If Hillary Clinton is elected president, there is a very slim chance that Democrats will win the Senate, but it would require a miracle to also take back the House. Don't get me wrong: I dream of a wave election, a national revulsion at what the Republican Party has become, a tide so decisive that it sweeps to majorities on both sides of the Hill. But gerrymandering, voter suppression, Citizens United and a supine media make it far more likely that the members of Congress with whom she will be urged to "work together" and "arrive at consensus" for the sake of the country, as Biden put it in the Rose Garden the day before she spent 11 hours being prosecuted by them during a hearing about what happened in Benghazi in 2012, will include Benghazi committee members Trey Gowdy, Susan Brooks, Jim Jordan, Mike Pompeo, Martha Roby, Peter Roskam and Lynn Westmoreland, not to mention the Freedom Caucus that Jordan chairs. They're not going away.

Nor are the currents that sent them there. The middle ground is all but gone, according to a Pew Research Center poll last year. Ninety-two percent of Republicans are to the right of the median Democrat, and 94 percent of Democrats are to the left of the median Republican. Highly negative views of the opposing party have more than doubled since 1994, when the House and Senate were wrested from Bill Clinton's party.

Two-thirds of consistently Republican Americans, and half of consistently Democratic Americans, think that the other party's policies "are so misguided that they threaten the nation's well-being." Though half the country believes that elected Republicans and Democrats should compromise in the middle, that half is "off the edges of the playing field, distant and disengaged."

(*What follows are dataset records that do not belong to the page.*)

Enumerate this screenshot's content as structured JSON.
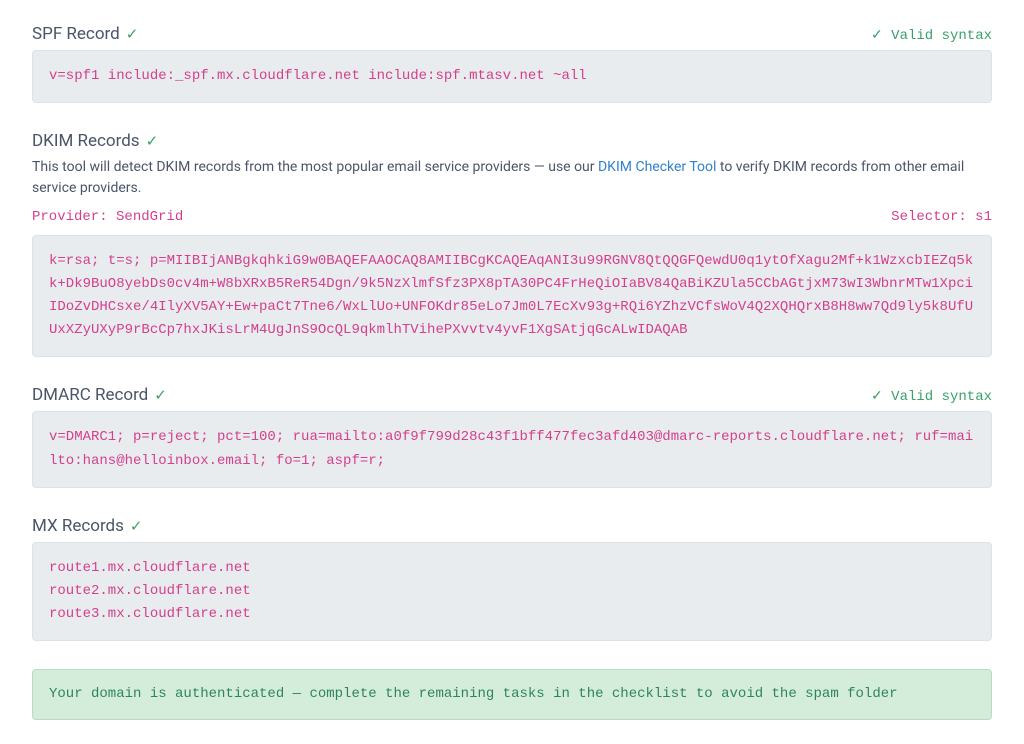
{
  "spf": {
    "title": "SPF Record",
    "validLabel": "✓ Valid syntax",
    "code": "v=spf1 include:_spf.mx.cloudflare.net include:spf.mtasv.net ~all"
  },
  "dkim": {
    "title": "DKIM Records",
    "subtextPre": "This tool will detect DKIM records from the most popular email service providers — use our ",
    "linkText": "DKIM Checker Tool",
    "subtextPost": " to verify DKIM records from other email service providers.",
    "provider": "Provider: SendGrid",
    "selector": "Selector: s1",
    "code": "k=rsa; t=s; p=MIIBIjANBgkqhkiG9w0BAQEFAAOCAQ8AMIIBCgKCAQEAqANI3u99RGNV8QtQQGFQewdU0q1ytOfXagu2Mf+k1WzxcbIEZq5kk+Dk9BuO8yebDs0cv4m+W8bXRxB5ReR54Dgn/9k5NzXlmfSfz3PX8pTA30PC4FrHeQiOIaBV84QaBiKZUla5CCbAGtjxM73wI3WbnrMTw1XpciIDoZvDHCsxe/4IlyXV5AY+Ew+paCt7Tne6/WxLlUo+UNFOKdr85eLo7Jm0L7EcXv93g+RQi6YZhzVCfsWoV4Q2XQHQrxB8H8ww7Qd9ly5k8UfUUxXZyUXyP9rBcCp7hxJKisLrM4UgJnS9OcQL9qkmlhTVihePXvvtv4yvF1XgSAtjqGcALwIDAQAB"
  },
  "dmarc": {
    "title": "DMARC Record",
    "validLabel": "✓ Valid syntax",
    "code": "v=DMARC1; p=reject; pct=100; rua=mailto:a0f9f799d28c43f1bff477fec3afd403@dmarc-reports.cloudflare.net; ruf=mailto:hans@helloinbox.email; fo=1; aspf=r;"
  },
  "mx": {
    "title": "MX Records",
    "records": "route1.mx.cloudflare.net\nroute2.mx.cloudflare.net\nroute3.mx.cloudflare.net"
  },
  "success": {
    "message": "Your domain is authenticated — complete the remaining tasks in the checklist to avoid the spam folder"
  },
  "glyphs": {
    "check": "✓"
  }
}
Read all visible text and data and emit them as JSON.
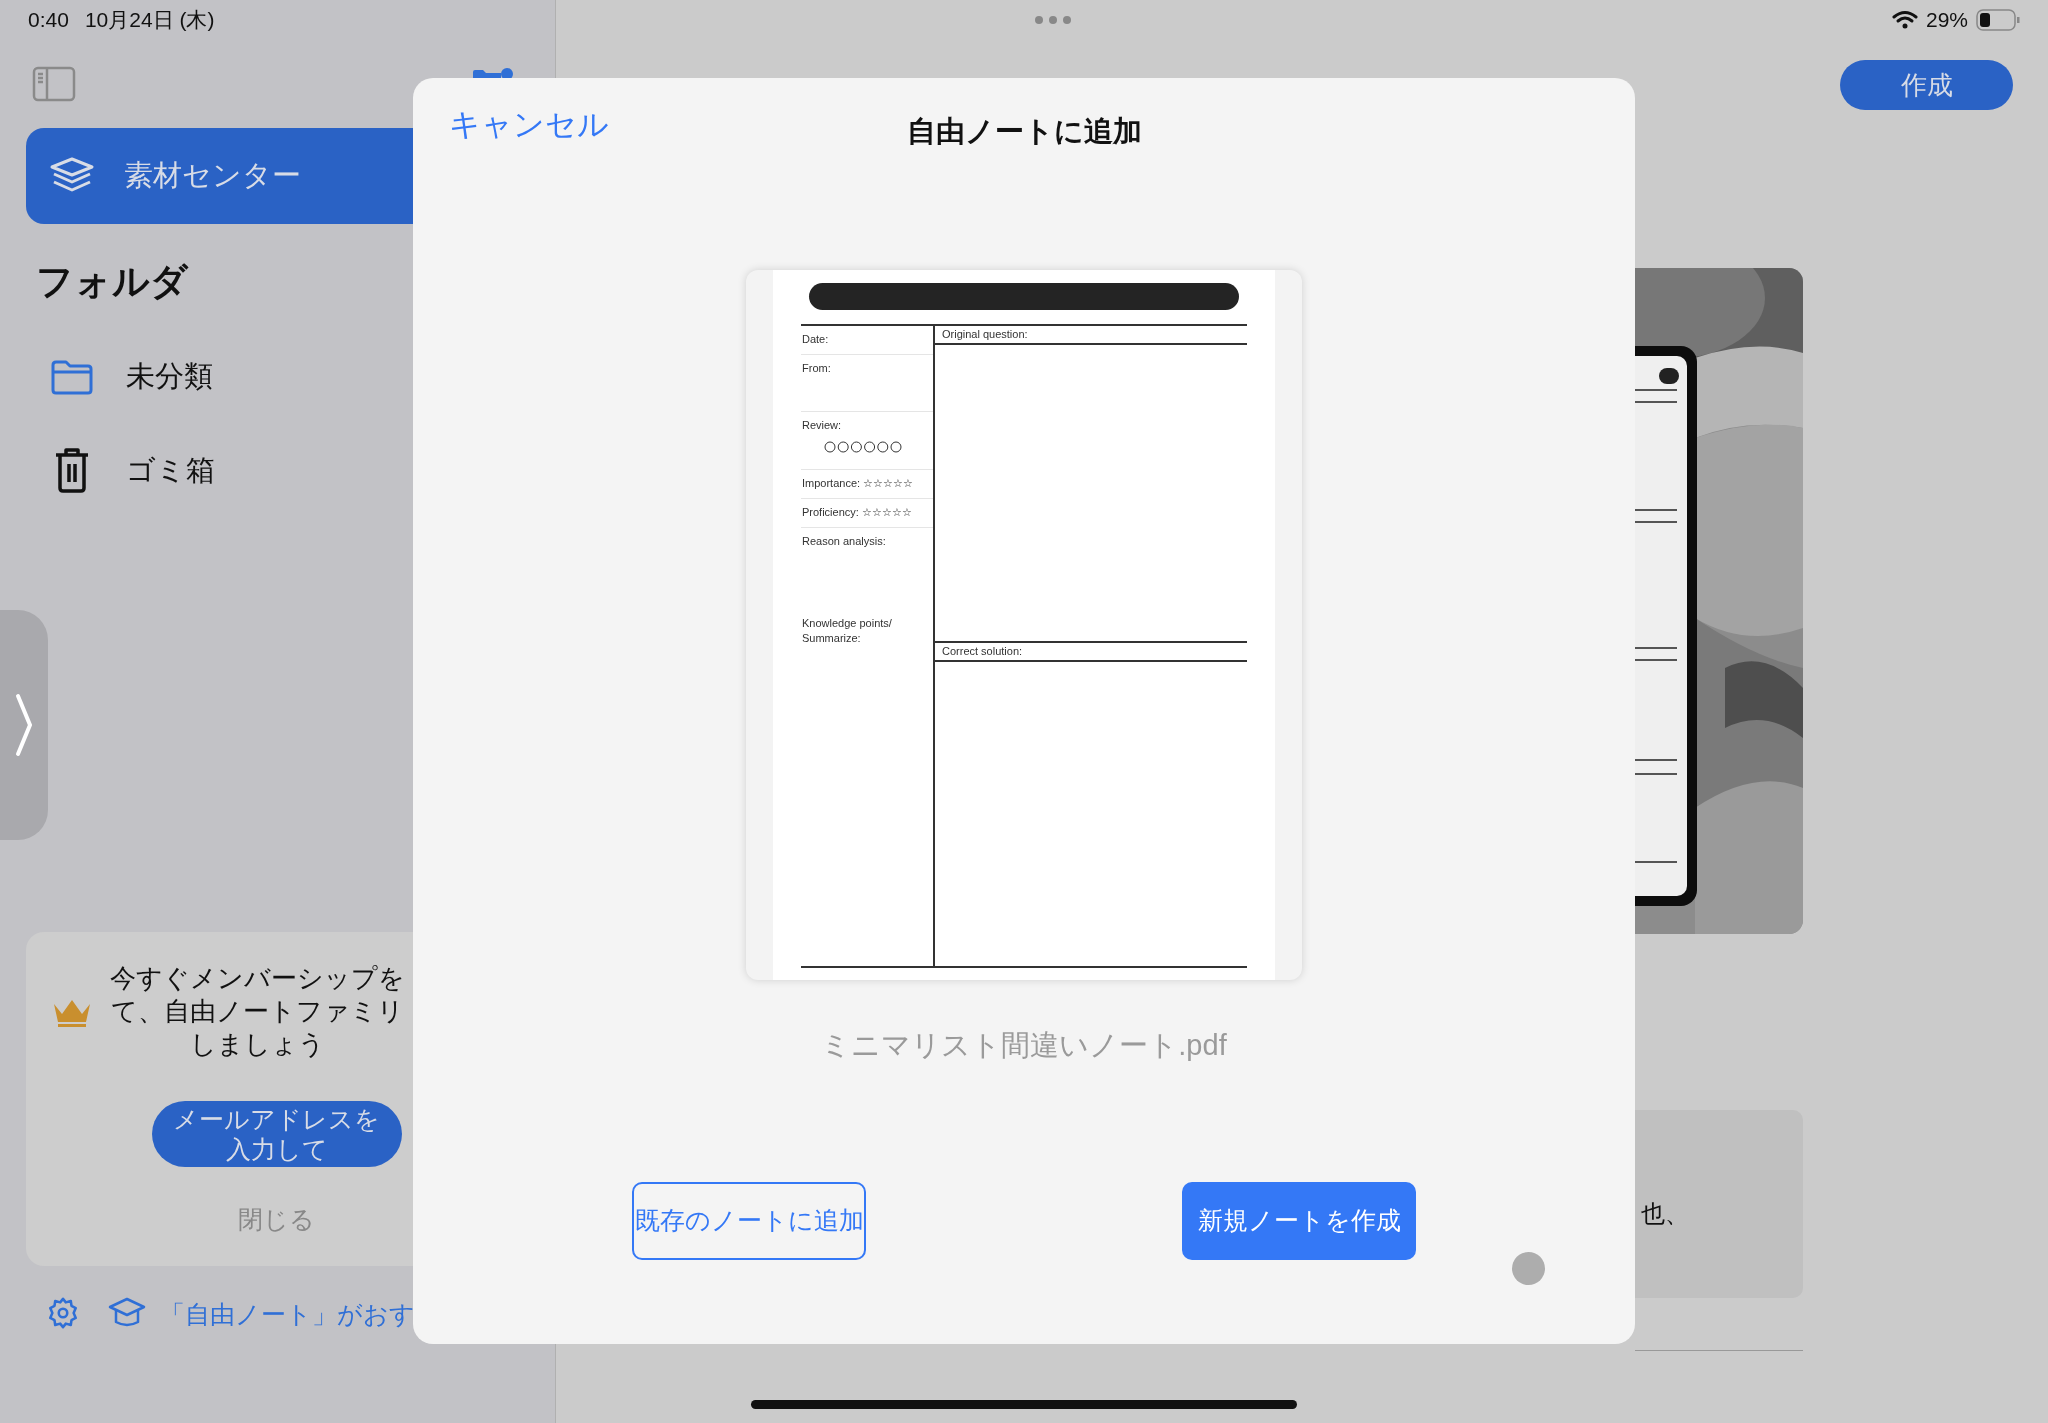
{
  "status_bar": {
    "time": "0:40",
    "date": "10月24日 (木)",
    "battery": "29%"
  },
  "sidebar": {
    "nav": [
      {
        "label": "素材センター",
        "selected": true
      }
    ],
    "section_title": "フォルダ",
    "folders": [
      {
        "label": "未分類",
        "kind": "folder",
        "selected": false
      },
      {
        "label": "ゴミ箱",
        "kind": "trash",
        "selected": false
      }
    ],
    "promo": {
      "lines": [
        "今すぐメンバーシップを",
        "て、自由ノートファミリ",
        "しましょう"
      ],
      "button": "メールアドレスを入力して",
      "dismiss": "閉じる"
    },
    "footer_link": "「自由ノート」がおす"
  },
  "main": {
    "create_button": "作成",
    "card_text": "也、"
  },
  "dialog": {
    "cancel": "キャンセル",
    "title": "自由ノートに追加",
    "document": {
      "left_fields": [
        {
          "label": "Date:",
          "kind": "short"
        },
        {
          "label": "From:",
          "kind": "tall"
        },
        {
          "label": "Review:",
          "kind": "circles"
        },
        {
          "label": "Importance: ☆☆☆☆☆",
          "kind": "short"
        },
        {
          "label": "Proficiency: ☆☆☆☆☆",
          "kind": "short"
        },
        {
          "label": "Reason analysis:",
          "kind": "open"
        },
        {
          "label": "Knowledge points/ Summarize:",
          "kind": "rest"
        }
      ],
      "right_sections": [
        "Original question:",
        "Correct solution:"
      ]
    },
    "filename": "ミニマリスト間違いノート.pdf",
    "buttons": [
      {
        "label": "既存のノートに追加",
        "kind": "outline"
      },
      {
        "label": "新規ノートを作成",
        "kind": "primary"
      }
    ]
  }
}
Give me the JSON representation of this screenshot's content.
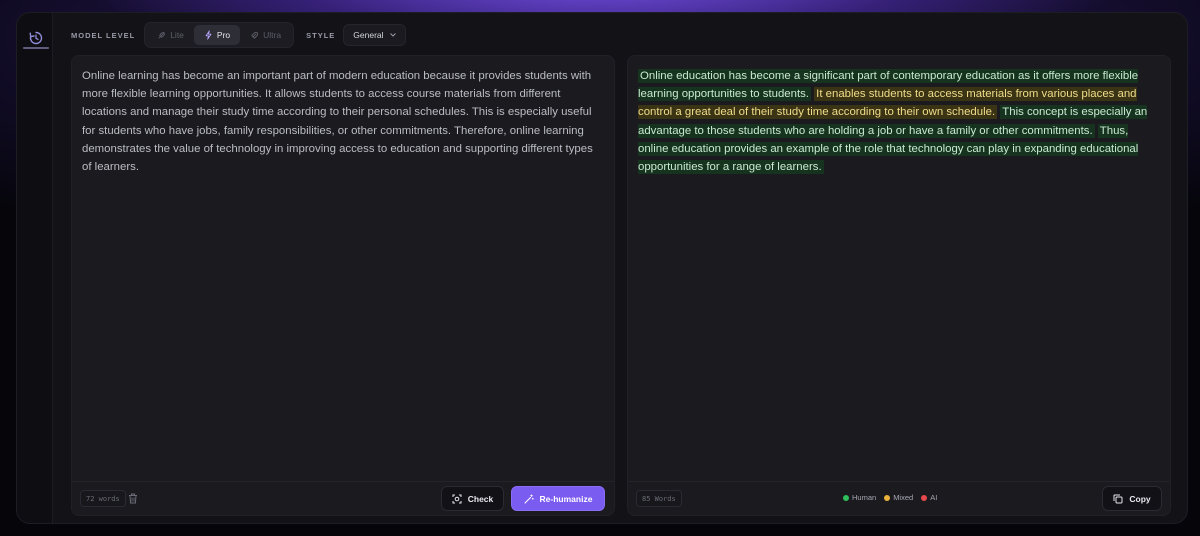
{
  "toolbar": {
    "model_level_label": "MODEL LEVEL",
    "levels": [
      {
        "label": "Lite",
        "icon": "feather-icon",
        "active": false
      },
      {
        "label": "Pro",
        "icon": "bolt-icon",
        "active": true
      },
      {
        "label": "Ultra",
        "icon": "rocket-icon",
        "active": false
      }
    ],
    "style_label": "STYLE",
    "style_value": "General"
  },
  "input_panel": {
    "text": "Online learning has become an important part of modern education because it provides students with more flexible learning opportunities. It allows students to access course materials from different locations and manage their study time according to their personal schedules. This is especially useful for students who have jobs, family responsibilities, or other commitments. Therefore, online learning demonstrates the value of technology in improving access to education and supporting different types of learners.",
    "word_count": "72 words",
    "check_label": "Check",
    "rehumanize_label": "Re-humanize"
  },
  "output_panel": {
    "segments": [
      {
        "text": "Online education has become a significant part of contemporary education as it offers more flexible learning opportunities to students.",
        "type": "human"
      },
      {
        "text": "It enables students to access materials from various places and control a great deal of their study time according to their own schedule.",
        "type": "mixed"
      },
      {
        "text": "This concept is especially an advantage to those students who are holding a job or have a family or other commitments.",
        "type": "human"
      },
      {
        "text": "Thus, online education provides an example of the role that technology can play in expanding educational opportunities for a range of learners.",
        "type": "human"
      }
    ],
    "word_count": "85 Words",
    "legend": [
      {
        "label": "Human",
        "color": "#2fbf5a"
      },
      {
        "label": "Mixed",
        "color": "#e9b23a"
      },
      {
        "label": "AI",
        "color": "#e5484d"
      }
    ],
    "copy_label": "Copy"
  },
  "colors": {
    "accent": "#7b5cf0",
    "human_highlight": "#16331f",
    "mixed_highlight": "#3b3414"
  }
}
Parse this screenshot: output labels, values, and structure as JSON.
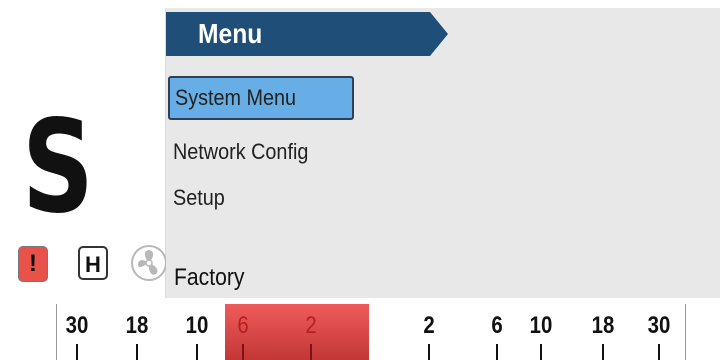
{
  "status": {
    "mode_letter": "S",
    "alarm_badge": "!",
    "hold_badge": "H",
    "icons": [
      "alarm-icon",
      "hold-icon",
      "fan-icon"
    ],
    "colors": {
      "alarm": "#e9524a",
      "accent": "#1f4e79"
    }
  },
  "menu": {
    "title": "Menu",
    "items": [
      {
        "label": "System Menu",
        "selected": true
      },
      {
        "label": "Network Config",
        "selected": false
      },
      {
        "label": "Setup",
        "selected": false
      }
    ],
    "factory_label": "Factory",
    "selection_color": "#67aee6"
  },
  "scale": {
    "ticks": [
      "30",
      "18",
      "10",
      "6",
      "2",
      "2",
      "6",
      "10",
      "18",
      "30"
    ],
    "highlight_color": "#e14b4b"
  }
}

Active citizens -- primary voters, letter writers, volunteers, donors -- are the people least willing to see the parties meet halfway. More than half of consistent conservatives think Republican leaders should get two-thirds of what they want when they negotiate with Democrats, and nearly a quarter of them think Republicans should get 90 percent or more. Almost two-thirds of consistent liberals say Obama should get two-thirds of what he wants, and 16 percent of them think he should get 90 percent or more.

That's the message that will be ringing in the ears of the new Speaker of the House, and it will also be the message that the next president, of either party, will hear most loudly. I'm not sure that's so wrong.

Unlike half the country, I don't think there's any particular virtue in 50/50 compromises. What's the middle ground with Donald Trump on immigration -- deporting half of the nation's 12 million undocumented immigrants? Building half a wall? What's 50/50 with Ben Carson on banning abortion in all circumstances -- applying the rape and incest exceptions on alternate days?

I can see Biden's point about solving the nation's problems: If you're working toward solutions, why call an advocate of a policy you oppose your "enemy," when "my good friend across the aisle" will do? My reservation is that speaking well of the other party can drain genuinely moral disputes of authentic moral authority.

At that GWU conversation about the vice presidency last week, my jaw dropped, as did Mondale's, when Biden said this about his predecessor to illustrate his point about comity: "I actually like Dick Cheney, for real. I think he's a decent man."

"Decent men," as Esquire political blogger Charlie Pierce wrote in reply, "do not torture, nor do they encourage others to do so, nor do they defend the practice by lying about what it really is. Decent men do not oversee the outing of covert CIA agents. Decent men do not help deceive their country into a war and then walk away with the profits. Decent men do not shoot their friends in the face and go for the Scotch bottle before they go for the cops."

I say this with great respect and admiration for our vice president: Dick Cheney is indeed my enemy. And the enemy of my enemy is, I hope, my next president.

This is a crosspost of my column in the Jewish Journal, where you can reach me if you'd like at